**Work task**: Retype all entries exactly, skipping pictures.

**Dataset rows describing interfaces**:
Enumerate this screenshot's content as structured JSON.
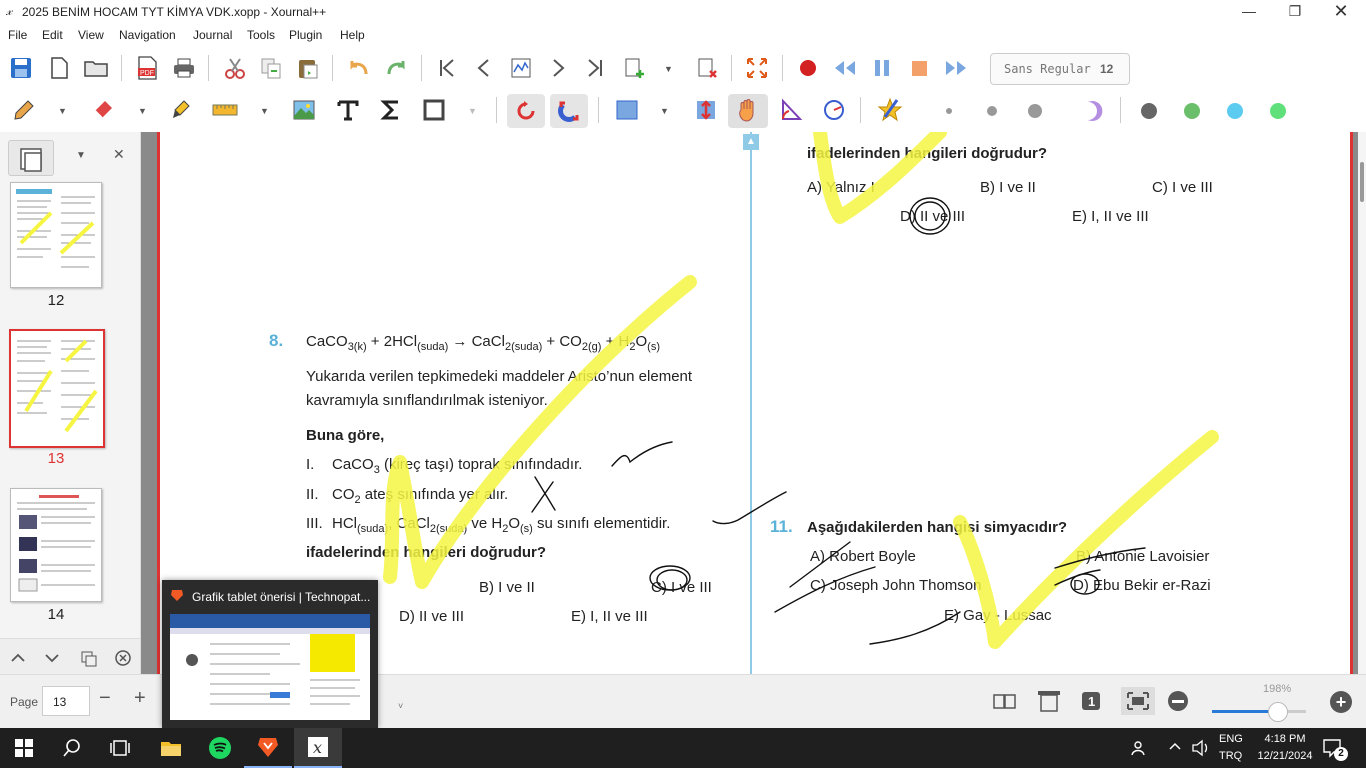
{
  "window": {
    "title": "2025 BENİM HOCAM TYT KİMYA VDK.xopp - Xournal++",
    "app_icon": "xournal-icon"
  },
  "menu": [
    "File",
    "Edit",
    "View",
    "Navigation",
    "Journal",
    "Tools",
    "Plugin",
    "Help"
  ],
  "toolbar": {
    "font_name": "Sans Regular",
    "font_size": "12"
  },
  "sidebar": {
    "pages": [
      {
        "num": "12",
        "selected": false
      },
      {
        "num": "13",
        "selected": true
      },
      {
        "num": "14",
        "selected": false
      }
    ]
  },
  "document": {
    "left": {
      "q8_number": "8.",
      "q8_intro": "Yukarıda verilen tepkimedeki maddeler Aristo’nun element",
      "q8_intro2": "kavramıyla sınıflandırılmak isteniyor.",
      "buna_gore": "Buna göre,",
      "item1_num": "I.",
      "item1_rest": "(kireç taşı) toprak sınıfındadır.",
      "item2_num": "II.",
      "item2_rest": "ateş sınıfında yer alır.",
      "item3_num": "III.",
      "item3_rest": "su sınıfı elementidir.",
      "question": "ifadelerinden hangileri doğrudur?",
      "opt_b": "B) I ve II",
      "opt_c": "C) I ve III",
      "opt_d": "D) II ve III",
      "opt_e": "E) I, II ve III"
    },
    "right": {
      "question_top": "ifadelerinden hangileri doğrudur?",
      "opt_a": "A) Yalnız I",
      "opt_b": "B) I ve II",
      "opt_c": "C) I ve III",
      "opt_d": "D) II ve III",
      "opt_e": "E) I, II ve III",
      "q11_number": "11.",
      "q11_text": "Aşağıdakilerden hangisi simyacıdır?",
      "q11_a": "A) Robert Boyle",
      "q11_b": "B) Antonie Lavoisier",
      "q11_c": "C) Joseph John Thomson",
      "q11_d": "D) Ebu Bekir er-Razi",
      "q11_e": "E) Gay - Lussac"
    }
  },
  "statusbar": {
    "page_label": "Page",
    "page_value": "13",
    "zoom": "198%"
  },
  "popup": {
    "title": "Grafik tablet önerisi | Technopat..."
  },
  "taskbar": {
    "lang1": "ENG",
    "lang2": "TRQ",
    "time": "4:18 PM",
    "date": "12/21/2024",
    "notif": "2"
  },
  "colors": {
    "highlighter": "#f5f542",
    "accent_red": "#d33333",
    "question_number": "#5bb2d8"
  }
}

**Response to the exercise**:
Enumerate this screenshot's content as structured JSON.
{
  "window": {
    "title": "2025 BENİM HOCAM TYT KİMYA VDK.xopp - Xournal++",
    "app_icon": "xournal-icon"
  },
  "menu": [
    "File",
    "Edit",
    "View",
    "Navigation",
    "Journal",
    "Tools",
    "Plugin",
    "Help"
  ],
  "toolbar": {
    "font_name": "Sans Regular",
    "font_size": "12"
  },
  "sidebar": {
    "pages": [
      {
        "num": "12",
        "selected": false
      },
      {
        "num": "13",
        "selected": true
      },
      {
        "num": "14",
        "selected": false
      }
    ]
  },
  "document": {
    "left": {
      "q8_number": "8.",
      "q8_intro": "Yukarıda verilen tepkimedeki maddeler Aristo’nun element",
      "q8_intro2": "kavramıyla sınıflandırılmak isteniyor.",
      "buna_gore": "Buna göre,",
      "item1_num": "I.",
      "item1_rest": "(kireç taşı) toprak sınıfındadır.",
      "item2_num": "II.",
      "item2_rest": "ateş sınıfında yer alır.",
      "item3_num": "III.",
      "item3_rest": "su sınıfı elementidir.",
      "question": "ifadelerinden hangileri doğrudur?",
      "opt_b": "B) I ve II",
      "opt_c": "C) I ve III",
      "opt_d": "D) II ve III",
      "opt_e": "E) I, II ve III"
    },
    "right": {
      "question_top": "ifadelerinden hangileri doğrudur?",
      "opt_a": "A) Yalnız I",
      "opt_b": "B) I ve II",
      "opt_c": "C) I ve III",
      "opt_d": "D) II ve III",
      "opt_e": "E) I, II ve III",
      "q11_number": "11.",
      "q11_text": "Aşağıdakilerden hangisi simyacıdır?",
      "q11_a": "A) Robert Boyle",
      "q11_b": "B) Antonie Lavoisier",
      "q11_c": "C) Joseph John Thomson",
      "q11_d": "D) Ebu Bekir er-Razi",
      "q11_e": "E) Gay - Lussac"
    }
  },
  "statusbar": {
    "page_label": "Page",
    "page_value": "13",
    "zoom": "198%"
  },
  "popup": {
    "title": "Grafik tablet önerisi | Technopat..."
  },
  "taskbar": {
    "lang1": "ENG",
    "lang2": "TRQ",
    "time": "4:18 PM",
    "date": "12/21/2024",
    "notif": "2"
  },
  "colors": {
    "highlighter": "#f5f542",
    "accent_red": "#d33333",
    "question_number": "#5bb2d8"
  }
}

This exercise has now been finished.